I started shooting IDPA around 2005 and have been hooked ever since. I had to borrow guns from my inlaws to start with, and was taught how to reload my own ammo by my father in law – a high ranking officer in the Ohio State Patrol. He was eager for me to start shooting and would take me to the indoor range at New Albany to concentrate on the fundamentals of grip, sight alignment, trigger control and mental discipline.

I had to take a break from shooting in 2006 and 2007 due to my family expanding with 2 more girls, a new job and new house. Earlier this year I managed to take a weekend away from the family and take an IDPA class with Scott Warren, a master in the game of IDPA. He took us through the fundamentals to more advanced training techniques and the mindset needed to compete and win. Until that point I had never seen a champion shoot in real life. It was inspiring to say the least.
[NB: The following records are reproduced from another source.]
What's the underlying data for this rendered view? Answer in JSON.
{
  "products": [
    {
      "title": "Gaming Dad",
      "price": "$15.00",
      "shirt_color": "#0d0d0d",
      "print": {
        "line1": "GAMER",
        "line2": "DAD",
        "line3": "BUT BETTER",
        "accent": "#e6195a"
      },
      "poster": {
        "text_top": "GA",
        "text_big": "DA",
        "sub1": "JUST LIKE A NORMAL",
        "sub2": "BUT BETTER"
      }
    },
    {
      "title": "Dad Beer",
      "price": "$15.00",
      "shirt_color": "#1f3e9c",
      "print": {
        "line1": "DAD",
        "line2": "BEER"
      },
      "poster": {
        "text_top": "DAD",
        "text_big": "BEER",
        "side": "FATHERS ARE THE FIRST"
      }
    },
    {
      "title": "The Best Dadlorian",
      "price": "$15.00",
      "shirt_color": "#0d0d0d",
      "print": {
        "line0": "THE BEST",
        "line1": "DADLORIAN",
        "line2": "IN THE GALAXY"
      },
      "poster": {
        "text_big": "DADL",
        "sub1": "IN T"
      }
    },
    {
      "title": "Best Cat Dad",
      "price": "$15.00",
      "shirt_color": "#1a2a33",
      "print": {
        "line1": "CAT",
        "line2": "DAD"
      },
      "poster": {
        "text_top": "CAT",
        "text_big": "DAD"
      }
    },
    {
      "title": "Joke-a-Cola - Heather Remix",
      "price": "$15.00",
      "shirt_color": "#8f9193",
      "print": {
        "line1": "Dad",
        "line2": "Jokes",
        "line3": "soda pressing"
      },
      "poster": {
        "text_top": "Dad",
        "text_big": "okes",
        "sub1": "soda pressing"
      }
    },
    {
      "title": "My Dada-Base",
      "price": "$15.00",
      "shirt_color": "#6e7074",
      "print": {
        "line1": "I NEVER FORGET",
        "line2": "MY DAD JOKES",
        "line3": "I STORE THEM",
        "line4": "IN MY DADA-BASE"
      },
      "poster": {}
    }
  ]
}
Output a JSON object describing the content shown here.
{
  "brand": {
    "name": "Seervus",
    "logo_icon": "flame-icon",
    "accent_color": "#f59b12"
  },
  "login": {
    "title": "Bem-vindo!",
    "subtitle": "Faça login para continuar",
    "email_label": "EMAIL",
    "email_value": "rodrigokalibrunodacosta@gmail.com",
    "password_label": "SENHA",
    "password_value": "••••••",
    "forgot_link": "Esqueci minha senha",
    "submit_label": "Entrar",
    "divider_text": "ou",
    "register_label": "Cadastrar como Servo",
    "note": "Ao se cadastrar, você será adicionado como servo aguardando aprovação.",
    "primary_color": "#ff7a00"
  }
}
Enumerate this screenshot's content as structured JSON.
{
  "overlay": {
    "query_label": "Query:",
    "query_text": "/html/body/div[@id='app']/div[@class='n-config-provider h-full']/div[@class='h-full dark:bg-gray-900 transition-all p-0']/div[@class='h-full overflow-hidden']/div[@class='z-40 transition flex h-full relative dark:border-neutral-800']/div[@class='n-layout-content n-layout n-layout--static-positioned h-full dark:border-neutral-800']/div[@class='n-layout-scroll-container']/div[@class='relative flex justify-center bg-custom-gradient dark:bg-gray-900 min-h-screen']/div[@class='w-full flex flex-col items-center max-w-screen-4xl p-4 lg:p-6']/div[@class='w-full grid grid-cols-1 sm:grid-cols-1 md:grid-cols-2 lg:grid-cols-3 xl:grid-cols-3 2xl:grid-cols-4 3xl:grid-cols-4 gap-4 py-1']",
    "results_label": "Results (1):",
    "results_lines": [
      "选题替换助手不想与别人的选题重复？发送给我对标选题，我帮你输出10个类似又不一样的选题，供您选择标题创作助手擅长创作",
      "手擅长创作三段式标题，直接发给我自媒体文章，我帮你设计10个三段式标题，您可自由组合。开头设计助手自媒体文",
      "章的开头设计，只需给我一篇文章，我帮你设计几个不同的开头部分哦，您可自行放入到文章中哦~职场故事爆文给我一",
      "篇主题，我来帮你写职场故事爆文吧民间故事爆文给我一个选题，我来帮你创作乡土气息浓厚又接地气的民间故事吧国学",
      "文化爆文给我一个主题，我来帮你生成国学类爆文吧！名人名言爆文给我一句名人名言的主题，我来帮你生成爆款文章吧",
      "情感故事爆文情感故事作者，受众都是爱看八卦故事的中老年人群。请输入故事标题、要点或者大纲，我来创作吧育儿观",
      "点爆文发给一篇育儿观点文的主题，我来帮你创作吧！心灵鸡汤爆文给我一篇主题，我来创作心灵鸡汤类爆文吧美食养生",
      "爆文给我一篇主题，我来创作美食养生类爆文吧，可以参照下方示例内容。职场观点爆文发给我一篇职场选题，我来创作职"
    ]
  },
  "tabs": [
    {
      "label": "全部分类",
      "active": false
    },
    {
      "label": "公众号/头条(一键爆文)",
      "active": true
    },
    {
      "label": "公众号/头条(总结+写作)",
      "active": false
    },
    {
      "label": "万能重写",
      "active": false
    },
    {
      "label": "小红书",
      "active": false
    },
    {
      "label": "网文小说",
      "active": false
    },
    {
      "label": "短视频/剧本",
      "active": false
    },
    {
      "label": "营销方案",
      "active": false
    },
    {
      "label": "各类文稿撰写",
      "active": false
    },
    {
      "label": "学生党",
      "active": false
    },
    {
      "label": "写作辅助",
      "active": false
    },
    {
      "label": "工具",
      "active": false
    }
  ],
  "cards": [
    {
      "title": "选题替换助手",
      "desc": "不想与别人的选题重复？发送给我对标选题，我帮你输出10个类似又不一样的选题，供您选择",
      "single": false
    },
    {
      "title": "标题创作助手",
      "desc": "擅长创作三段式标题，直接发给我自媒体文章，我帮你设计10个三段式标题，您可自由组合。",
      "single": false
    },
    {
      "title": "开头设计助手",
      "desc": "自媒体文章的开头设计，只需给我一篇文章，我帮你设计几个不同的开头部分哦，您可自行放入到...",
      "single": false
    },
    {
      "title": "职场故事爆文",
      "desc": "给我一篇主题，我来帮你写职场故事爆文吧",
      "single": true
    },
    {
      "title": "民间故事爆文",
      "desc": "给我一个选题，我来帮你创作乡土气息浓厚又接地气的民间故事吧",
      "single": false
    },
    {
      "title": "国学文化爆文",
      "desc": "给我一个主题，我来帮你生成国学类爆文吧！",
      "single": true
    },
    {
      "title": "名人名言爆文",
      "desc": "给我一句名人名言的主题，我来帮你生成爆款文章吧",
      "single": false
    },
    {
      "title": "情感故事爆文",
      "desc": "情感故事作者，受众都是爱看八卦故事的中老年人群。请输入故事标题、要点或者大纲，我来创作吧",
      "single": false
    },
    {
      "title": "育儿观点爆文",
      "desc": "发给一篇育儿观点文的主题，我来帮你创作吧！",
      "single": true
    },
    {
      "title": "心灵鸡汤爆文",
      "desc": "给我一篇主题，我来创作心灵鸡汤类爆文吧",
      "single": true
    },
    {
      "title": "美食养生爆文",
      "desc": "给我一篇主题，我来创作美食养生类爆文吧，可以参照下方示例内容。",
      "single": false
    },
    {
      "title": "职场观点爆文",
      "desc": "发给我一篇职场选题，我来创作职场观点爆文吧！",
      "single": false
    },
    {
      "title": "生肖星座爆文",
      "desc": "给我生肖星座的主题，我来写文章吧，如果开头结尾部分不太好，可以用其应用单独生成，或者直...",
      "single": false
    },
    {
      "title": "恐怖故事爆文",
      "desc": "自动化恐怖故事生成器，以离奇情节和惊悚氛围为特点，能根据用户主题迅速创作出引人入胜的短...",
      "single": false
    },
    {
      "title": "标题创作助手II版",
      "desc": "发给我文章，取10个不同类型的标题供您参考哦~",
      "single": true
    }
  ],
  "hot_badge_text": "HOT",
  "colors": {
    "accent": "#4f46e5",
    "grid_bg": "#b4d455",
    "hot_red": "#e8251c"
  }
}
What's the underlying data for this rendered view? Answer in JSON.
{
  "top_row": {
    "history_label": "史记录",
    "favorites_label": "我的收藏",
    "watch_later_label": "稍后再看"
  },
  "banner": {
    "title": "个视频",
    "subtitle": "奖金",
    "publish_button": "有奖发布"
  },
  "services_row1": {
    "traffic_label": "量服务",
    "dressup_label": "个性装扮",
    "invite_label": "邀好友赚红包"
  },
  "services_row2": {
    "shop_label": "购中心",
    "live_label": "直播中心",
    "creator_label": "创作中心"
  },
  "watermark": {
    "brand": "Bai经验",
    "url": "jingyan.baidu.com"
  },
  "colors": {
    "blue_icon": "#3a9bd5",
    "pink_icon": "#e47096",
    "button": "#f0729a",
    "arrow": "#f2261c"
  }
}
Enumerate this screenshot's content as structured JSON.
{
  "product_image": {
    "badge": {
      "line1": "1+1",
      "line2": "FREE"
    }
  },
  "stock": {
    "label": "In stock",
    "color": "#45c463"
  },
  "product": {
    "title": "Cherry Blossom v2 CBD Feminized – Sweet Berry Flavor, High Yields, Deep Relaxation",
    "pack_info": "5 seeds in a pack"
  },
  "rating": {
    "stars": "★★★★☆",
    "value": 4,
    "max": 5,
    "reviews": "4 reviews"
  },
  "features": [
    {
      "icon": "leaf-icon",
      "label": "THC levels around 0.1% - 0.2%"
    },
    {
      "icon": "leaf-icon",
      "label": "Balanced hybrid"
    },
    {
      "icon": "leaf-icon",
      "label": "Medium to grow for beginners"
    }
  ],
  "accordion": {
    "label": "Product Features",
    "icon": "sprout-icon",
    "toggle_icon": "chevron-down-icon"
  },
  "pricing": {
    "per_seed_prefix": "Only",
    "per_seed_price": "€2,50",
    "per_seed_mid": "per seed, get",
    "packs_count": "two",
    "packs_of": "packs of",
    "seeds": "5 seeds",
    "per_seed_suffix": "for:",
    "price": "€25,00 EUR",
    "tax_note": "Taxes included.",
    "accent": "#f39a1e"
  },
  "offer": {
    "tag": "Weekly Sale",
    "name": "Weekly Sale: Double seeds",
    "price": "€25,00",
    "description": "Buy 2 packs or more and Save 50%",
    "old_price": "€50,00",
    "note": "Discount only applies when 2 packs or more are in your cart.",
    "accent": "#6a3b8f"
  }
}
It was after that class that I decided that I’d take IDPA more seriously and take on the competitive mindset, unfortunately my home life was rather tumultuous and I did not get started until a couple of months ago.

What follows is a documentary on my own training, performance and research into the sport of IDPA.